[Opening RECORDS TO PROCESS section]

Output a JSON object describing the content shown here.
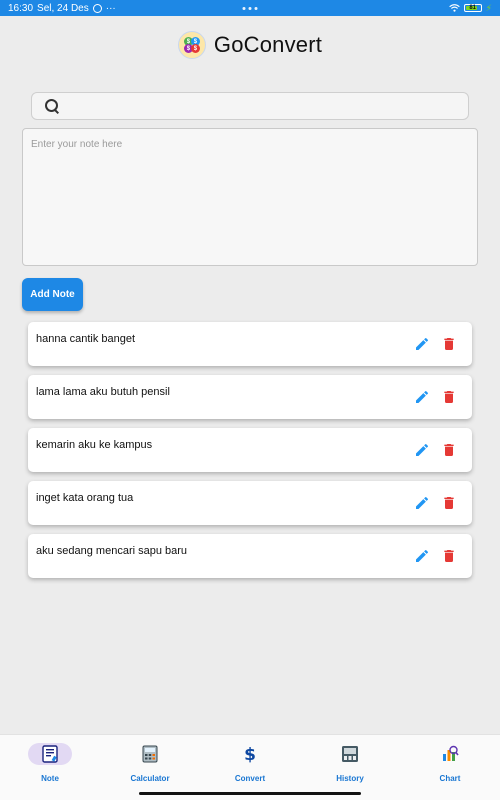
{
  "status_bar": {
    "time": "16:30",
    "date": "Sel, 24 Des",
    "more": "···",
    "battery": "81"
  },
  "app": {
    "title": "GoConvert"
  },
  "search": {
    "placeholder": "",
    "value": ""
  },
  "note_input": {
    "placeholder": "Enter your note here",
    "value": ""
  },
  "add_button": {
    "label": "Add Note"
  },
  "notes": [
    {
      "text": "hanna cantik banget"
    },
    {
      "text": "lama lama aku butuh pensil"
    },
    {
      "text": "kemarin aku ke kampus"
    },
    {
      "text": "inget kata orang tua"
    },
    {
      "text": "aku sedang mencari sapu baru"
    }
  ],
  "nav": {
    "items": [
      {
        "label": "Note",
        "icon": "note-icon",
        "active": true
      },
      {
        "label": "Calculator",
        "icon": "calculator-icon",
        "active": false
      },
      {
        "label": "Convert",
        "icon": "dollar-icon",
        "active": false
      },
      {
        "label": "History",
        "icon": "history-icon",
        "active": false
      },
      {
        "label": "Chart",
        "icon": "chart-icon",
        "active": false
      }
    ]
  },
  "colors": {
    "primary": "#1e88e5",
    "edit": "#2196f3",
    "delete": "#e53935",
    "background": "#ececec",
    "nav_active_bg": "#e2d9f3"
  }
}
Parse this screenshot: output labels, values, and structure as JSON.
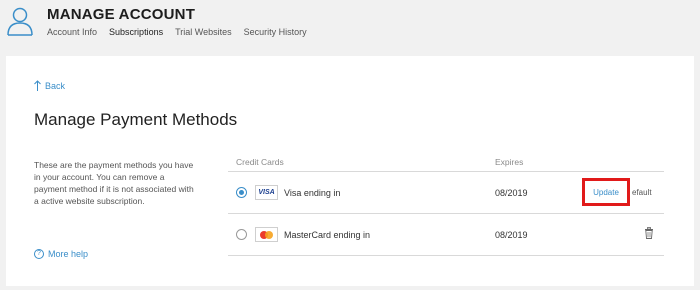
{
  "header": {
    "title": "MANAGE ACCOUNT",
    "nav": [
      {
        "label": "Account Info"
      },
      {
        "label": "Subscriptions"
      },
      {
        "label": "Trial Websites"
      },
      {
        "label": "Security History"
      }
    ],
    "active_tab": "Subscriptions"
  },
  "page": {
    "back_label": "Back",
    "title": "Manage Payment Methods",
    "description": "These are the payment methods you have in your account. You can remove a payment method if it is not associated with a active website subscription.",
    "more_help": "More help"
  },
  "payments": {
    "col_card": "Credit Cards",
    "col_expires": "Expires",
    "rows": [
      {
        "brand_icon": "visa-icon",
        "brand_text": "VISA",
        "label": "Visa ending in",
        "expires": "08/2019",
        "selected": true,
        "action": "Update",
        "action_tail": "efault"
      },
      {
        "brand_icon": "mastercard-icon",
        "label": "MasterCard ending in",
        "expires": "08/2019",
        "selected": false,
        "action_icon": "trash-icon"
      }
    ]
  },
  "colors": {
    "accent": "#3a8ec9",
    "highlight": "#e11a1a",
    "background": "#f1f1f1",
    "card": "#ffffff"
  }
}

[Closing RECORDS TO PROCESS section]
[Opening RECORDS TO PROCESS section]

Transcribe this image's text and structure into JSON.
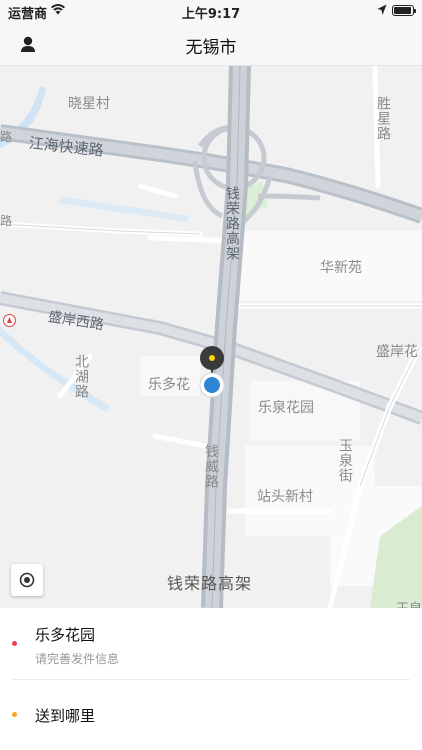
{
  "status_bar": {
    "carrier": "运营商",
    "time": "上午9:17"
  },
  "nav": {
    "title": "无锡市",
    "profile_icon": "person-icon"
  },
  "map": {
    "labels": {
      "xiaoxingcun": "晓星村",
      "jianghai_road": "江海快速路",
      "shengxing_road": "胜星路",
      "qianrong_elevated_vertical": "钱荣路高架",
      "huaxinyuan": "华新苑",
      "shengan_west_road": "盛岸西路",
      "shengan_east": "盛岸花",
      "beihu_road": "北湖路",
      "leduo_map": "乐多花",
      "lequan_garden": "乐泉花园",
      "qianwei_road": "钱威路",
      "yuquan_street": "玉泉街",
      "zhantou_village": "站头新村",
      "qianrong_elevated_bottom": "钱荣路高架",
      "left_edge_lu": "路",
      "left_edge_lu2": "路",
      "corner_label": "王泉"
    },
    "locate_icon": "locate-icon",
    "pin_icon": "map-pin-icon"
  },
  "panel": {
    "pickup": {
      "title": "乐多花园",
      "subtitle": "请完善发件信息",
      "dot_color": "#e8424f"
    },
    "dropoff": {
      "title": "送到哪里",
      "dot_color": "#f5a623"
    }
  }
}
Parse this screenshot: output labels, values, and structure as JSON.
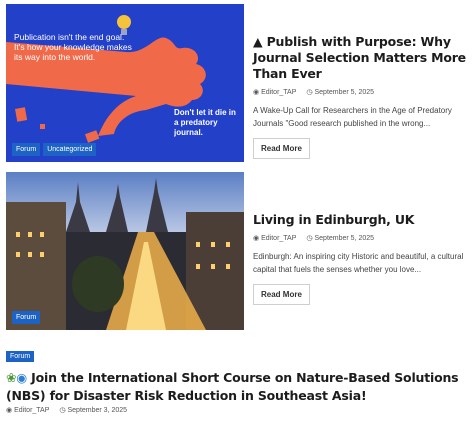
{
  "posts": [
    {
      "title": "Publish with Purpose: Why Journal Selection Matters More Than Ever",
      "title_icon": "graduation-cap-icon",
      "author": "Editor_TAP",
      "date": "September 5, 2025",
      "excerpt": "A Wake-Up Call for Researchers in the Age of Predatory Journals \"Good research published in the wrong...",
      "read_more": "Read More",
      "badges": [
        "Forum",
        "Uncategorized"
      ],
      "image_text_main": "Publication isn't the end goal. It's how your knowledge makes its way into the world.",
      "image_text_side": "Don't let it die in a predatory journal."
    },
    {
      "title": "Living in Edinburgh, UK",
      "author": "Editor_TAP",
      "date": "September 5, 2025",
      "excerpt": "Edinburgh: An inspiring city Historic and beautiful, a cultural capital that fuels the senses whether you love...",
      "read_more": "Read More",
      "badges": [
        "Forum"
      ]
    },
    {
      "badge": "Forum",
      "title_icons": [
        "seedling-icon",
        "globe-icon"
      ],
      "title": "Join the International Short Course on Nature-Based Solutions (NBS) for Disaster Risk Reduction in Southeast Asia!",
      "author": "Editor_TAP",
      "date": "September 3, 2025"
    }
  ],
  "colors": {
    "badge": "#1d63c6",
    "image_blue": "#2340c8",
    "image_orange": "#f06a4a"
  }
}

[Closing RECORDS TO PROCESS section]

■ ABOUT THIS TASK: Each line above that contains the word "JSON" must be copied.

■ EXERCISE ANSWER:
Output a JSON object describing the content shown here.
Parse this screenshot: output labels, values, and structure as JSON.
Transcribe this image's text and structure into JSON.
Parse this screenshot: output labels, values, and structure as JSON.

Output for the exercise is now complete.